TRY IT ▸
The whole listing, please: repeat it exactly, with the pictures left out.
========================================
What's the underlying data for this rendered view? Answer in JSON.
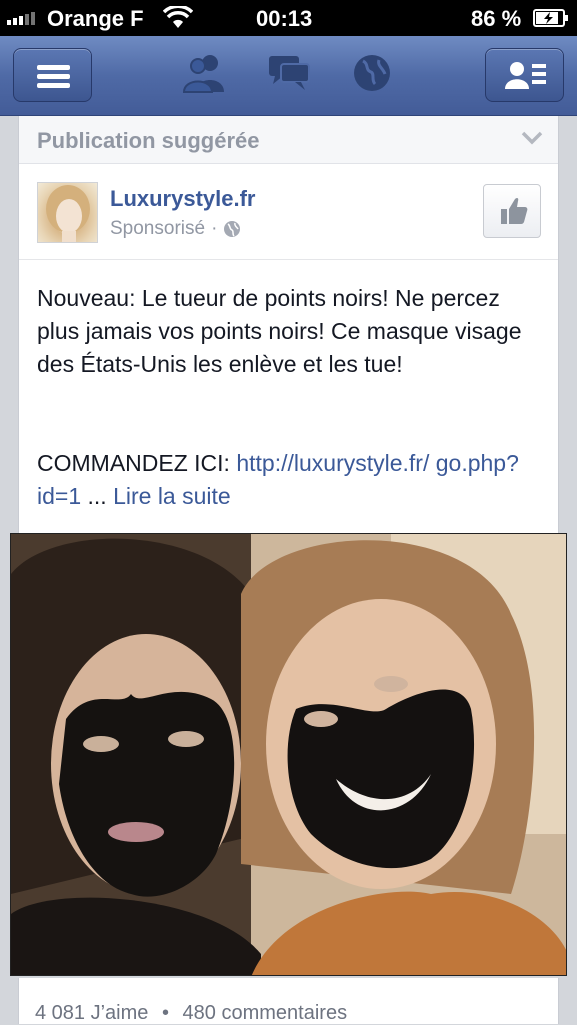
{
  "status_bar": {
    "carrier": "Orange F",
    "time": "00:13",
    "battery": "86 %"
  },
  "nav": {
    "left_icon": "menu-icon",
    "center_icons": [
      "friends-icon",
      "messages-icon",
      "globe-icon"
    ],
    "right_icon": "contacts-icon",
    "color": "#4f6aa6"
  },
  "suggested": {
    "header": "Publication suggérée"
  },
  "post": {
    "page_name": "Luxurystyle.fr",
    "sponsored": "Sponsorisé",
    "text": "Nouveau: Le tueur de points noirs! Ne percez plus jamais vos points noirs! Ce masque visage des États-Unis les enlève et les tue!",
    "cta_prefix": "COMMANDEZ ICI: ",
    "cta_link": "http://luxurystyle.fr/ go.php?id=1",
    "ellipsis": " ... ",
    "read_more": "Lire la suite",
    "likes": "4 081 J’aime",
    "separator": "•",
    "comments": "480 commentaires"
  }
}
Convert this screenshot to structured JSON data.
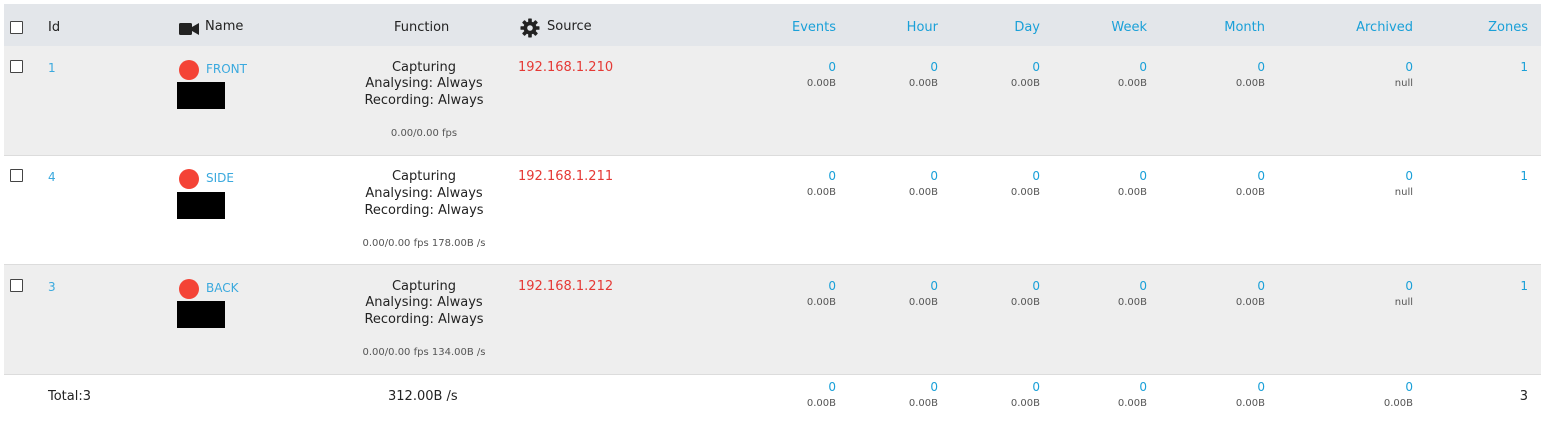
{
  "header": {
    "id": "Id",
    "name": "Name",
    "function": "Function",
    "source": "Source",
    "events": "Events",
    "hour": "Hour",
    "day": "Day",
    "week": "Week",
    "month": "Month",
    "archived": "Archived",
    "zones": "Zones",
    "name_icon": "video-camera-icon",
    "source_icon": "gear-icon"
  },
  "monitors": [
    {
      "id": "1",
      "name": "FRONT",
      "func1": "Capturing",
      "func2": "Analysing: Always",
      "func3": "Recording: Always",
      "fps": "0.00/0.00 fps",
      "source": "192.168.1.210",
      "events": "0",
      "events_size": "0.00B",
      "hour": "0",
      "hour_size": "0.00B",
      "day": "0",
      "day_size": "0.00B",
      "week": "0",
      "week_size": "0.00B",
      "month": "0",
      "month_size": "0.00B",
      "archived": "0",
      "archived_size": "null",
      "zones": "1"
    },
    {
      "id": "4",
      "name": "SIDE",
      "func1": "Capturing",
      "func2": "Analysing: Always",
      "func3": "Recording: Always",
      "fps": "0.00/0.00 fps 178.00B /s",
      "source": "192.168.1.211",
      "events": "0",
      "events_size": "0.00B",
      "hour": "0",
      "hour_size": "0.00B",
      "day": "0",
      "day_size": "0.00B",
      "week": "0",
      "week_size": "0.00B",
      "month": "0",
      "month_size": "0.00B",
      "archived": "0",
      "archived_size": "null",
      "zones": "1"
    },
    {
      "id": "3",
      "name": "BACK",
      "func1": "Capturing",
      "func2": "Analysing: Always",
      "func3": "Recording: Always",
      "fps": "0.00/0.00 fps 134.00B /s",
      "source": "192.168.1.212",
      "events": "0",
      "events_size": "0.00B",
      "hour": "0",
      "hour_size": "0.00B",
      "day": "0",
      "day_size": "0.00B",
      "week": "0",
      "week_size": "0.00B",
      "month": "0",
      "month_size": "0.00B",
      "archived": "0",
      "archived_size": "null",
      "zones": "1"
    }
  ],
  "totals": {
    "label": "Total:3",
    "bandwidth": "312.00B /s",
    "events": "0",
    "events_size": "0.00B",
    "hour": "0",
    "hour_size": "0.00B",
    "day": "0",
    "day_size": "0.00B",
    "week": "0",
    "week_size": "0.00B",
    "month": "0",
    "month_size": "0.00B",
    "archived": "0",
    "archived_size": "0.00B",
    "zones": "3"
  },
  "colors": {
    "link": "#3aa9de",
    "source": "#e53935",
    "status_dot": "#f44336",
    "header_bg": "#e3e6ea",
    "row_alt_bg": "#eeeeee"
  }
}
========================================
RESULT OF THE EXERCISE ▸
What's the underlying data for this rendered view? Answer in JSON.
{
  "status_bar": {
    "carrier": "Orange F",
    "time": "00:13",
    "battery": "86 %"
  },
  "nav": {
    "left_icon": "menu-icon",
    "center_icons": [
      "friends-icon",
      "messages-icon",
      "globe-icon"
    ],
    "right_icon": "contacts-icon",
    "color": "#4f6aa6"
  },
  "suggested": {
    "header": "Publication suggérée"
  },
  "post": {
    "page_name": "Luxurystyle.fr",
    "sponsored": "Sponsorisé",
    "text": "Nouveau: Le tueur de points noirs! Ne percez plus jamais vos points noirs! Ce masque visage des États-Unis les enlève et les tue!",
    "cta_prefix": "COMMANDEZ ICI: ",
    "cta_link": "http://luxurystyle.fr/ go.php?id=1",
    "ellipsis": " ... ",
    "read_more": "Lire la suite",
    "likes": "4 081 J’aime",
    "separator": "•",
    "comments": "480 commentaires"
  }
}
Convert this screenshot to structured JSON data.
{
  "header": {
    "id": "Id",
    "name": "Name",
    "function": "Function",
    "source": "Source",
    "events": "Events",
    "hour": "Hour",
    "day": "Day",
    "week": "Week",
    "month": "Month",
    "archived": "Archived",
    "zones": "Zones",
    "name_icon": "video-camera-icon",
    "source_icon": "gear-icon"
  },
  "monitors": [
    {
      "id": "1",
      "name": "FRONT",
      "func1": "Capturing",
      "func2": "Analysing: Always",
      "func3": "Recording: Always",
      "fps": "0.00/0.00 fps",
      "source": "192.168.1.210",
      "events": "0",
      "events_size": "0.00B",
      "hour": "0",
      "hour_size": "0.00B",
      "day": "0",
      "day_size": "0.00B",
      "week": "0",
      "week_size": "0.00B",
      "month": "0",
      "month_size": "0.00B",
      "archived": "0",
      "archived_size": "null",
      "zones": "1"
    },
    {
      "id": "4",
      "name": "SIDE",
      "func1": "Capturing",
      "func2": "Analysing: Always",
      "func3": "Recording: Always",
      "fps": "0.00/0.00 fps 178.00B /s",
      "source": "192.168.1.211",
      "events": "0",
      "events_size": "0.00B",
      "hour": "0",
      "hour_size": "0.00B",
      "day": "0",
      "day_size": "0.00B",
      "week": "0",
      "week_size": "0.00B",
      "month": "0",
      "month_size": "0.00B",
      "archived": "0",
      "archived_size": "null",
      "zones": "1"
    },
    {
      "id": "3",
      "name": "BACK",
      "func1": "Capturing",
      "func2": "Analysing: Always",
      "func3": "Recording: Always",
      "fps": "0.00/0.00 fps 134.00B /s",
      "source": "192.168.1.212",
      "events": "0",
      "events_size": "0.00B",
      "hour": "0",
      "hour_size": "0.00B",
      "day": "0",
      "day_size": "0.00B",
      "week": "0",
      "week_size": "0.00B",
      "month": "0",
      "month_size": "0.00B",
      "archived": "0",
      "archived_size": "null",
      "zones": "1"
    }
  ],
  "totals": {
    "label": "Total:3",
    "bandwidth": "312.00B /s",
    "events": "0",
    "events_size": "0.00B",
    "hour": "0",
    "hour_size": "0.00B",
    "day": "0",
    "day_size": "0.00B",
    "week": "0",
    "week_size": "0.00B",
    "month": "0",
    "month_size": "0.00B",
    "archived": "0",
    "archived_size": "0.00B",
    "zones": "3"
  },
  "colors": {
    "link": "#3aa9de",
    "source": "#e53935",
    "status_dot": "#f44336",
    "header_bg": "#e3e6ea",
    "row_alt_bg": "#eeeeee"
  }
}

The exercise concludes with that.